By Rachel Gelman, Hazon Summer Food Intern

Industrial farm workers have been notoriously mistreated by large agricultural companies for years. Three out of every five industrial farm workers have incomes below the poverty level, and many are undocumented immigrants who are convinced that they do not have the same employment rights as citizens and thus are more susceptible to mistreatment. There are, in fact, laws in place that protect these immigrants and stipulate that they must receive the same treatment as workers who are American citizens, but these laws are consistently violated. Factory farms that produce meat are infamous for mistreating their workers and forcing them to work in extremely hazardous and harmful conditions. However, there are also some industrial crop farms that treat their workers just as poorly.

Giumarra Vineyards is an example of an industrial crop farm where workers have been repeatedly mistreated. Giumarra Vineyards, also known as Nature’s Partner, is a farm that produces nearly ten percent of all table grapes in America. As the largest table grape grower in America, they employ almost 2,500 workers, many of whom have dealt with consistent mistreatment from the company. The workers are paid extremely low wages and are often forced to work long hours in extreme heat with little or no access to water or shade. In one testimonial, a worker explained that she was afraid to ask for water because her supervisor had sent workers home without a full day’s pay when they asked for a water break. The company also sets very high quotas for picking and packing the grapes that the workers must meet in order to keep their jobs. These quotas are not adjusted, even in extreme heat or in the event of crop failure. Some workers even described how the foreman had made them race against their co-workers in order to avoid getting suspended, and some described being forced to continue working while the fields were being fumigated. So far two workers have died of heat exhaustion, but Giumarra still refuses to change their unlawful handling of their employees. There is a class action lawsuit that is currently being filed against Giumarra for this mistreatment, and the federal government is suing Guimarra through the Equal Opportunities commission for the alleged sexual harassment of a 17-year old employee. The United Farm Workers of America recently started a campaign to fight against this mistreatment. To learn more about Giumarra, read the farm worker’s testimonials, and sign the Giumarra/Nature’s Partner Pledge to demand better treatment of the Giumarra farm workers, visit the United Farm Workers website at

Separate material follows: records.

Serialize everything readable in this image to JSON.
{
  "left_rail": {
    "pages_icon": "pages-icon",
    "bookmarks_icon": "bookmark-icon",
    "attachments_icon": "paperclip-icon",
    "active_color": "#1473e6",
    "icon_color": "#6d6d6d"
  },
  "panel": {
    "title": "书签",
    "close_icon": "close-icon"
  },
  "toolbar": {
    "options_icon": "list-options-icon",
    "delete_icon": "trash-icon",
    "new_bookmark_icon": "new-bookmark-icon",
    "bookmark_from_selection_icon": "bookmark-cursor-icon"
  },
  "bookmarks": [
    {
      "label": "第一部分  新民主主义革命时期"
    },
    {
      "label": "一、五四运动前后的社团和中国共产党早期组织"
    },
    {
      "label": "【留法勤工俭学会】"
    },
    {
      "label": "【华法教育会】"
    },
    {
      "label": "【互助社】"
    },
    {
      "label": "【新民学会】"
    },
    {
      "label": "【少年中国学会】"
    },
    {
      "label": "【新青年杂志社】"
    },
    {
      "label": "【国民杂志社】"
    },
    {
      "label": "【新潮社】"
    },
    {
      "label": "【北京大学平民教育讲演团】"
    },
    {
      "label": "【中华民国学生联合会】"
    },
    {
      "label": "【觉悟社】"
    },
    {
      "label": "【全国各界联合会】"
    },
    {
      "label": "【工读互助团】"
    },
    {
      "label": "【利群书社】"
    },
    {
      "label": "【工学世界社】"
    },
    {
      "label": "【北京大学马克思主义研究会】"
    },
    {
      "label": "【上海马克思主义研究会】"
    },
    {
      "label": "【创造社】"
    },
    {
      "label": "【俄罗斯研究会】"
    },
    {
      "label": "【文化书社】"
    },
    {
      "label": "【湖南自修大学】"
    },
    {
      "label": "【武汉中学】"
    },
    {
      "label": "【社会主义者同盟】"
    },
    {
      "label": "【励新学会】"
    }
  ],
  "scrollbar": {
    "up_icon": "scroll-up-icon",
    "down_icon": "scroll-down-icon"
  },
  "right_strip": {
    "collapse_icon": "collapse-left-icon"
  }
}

By participating in the Hazon CSA program, you can help to eliminate some of this mistreatment. Hopefully the example of Giumarra will encourage you to get to know the CSA farmers and farm workers who bring your food from the field to your pick-up site. Supporting these farms instead of the ones that treat their farmers poorly can make a huge difference.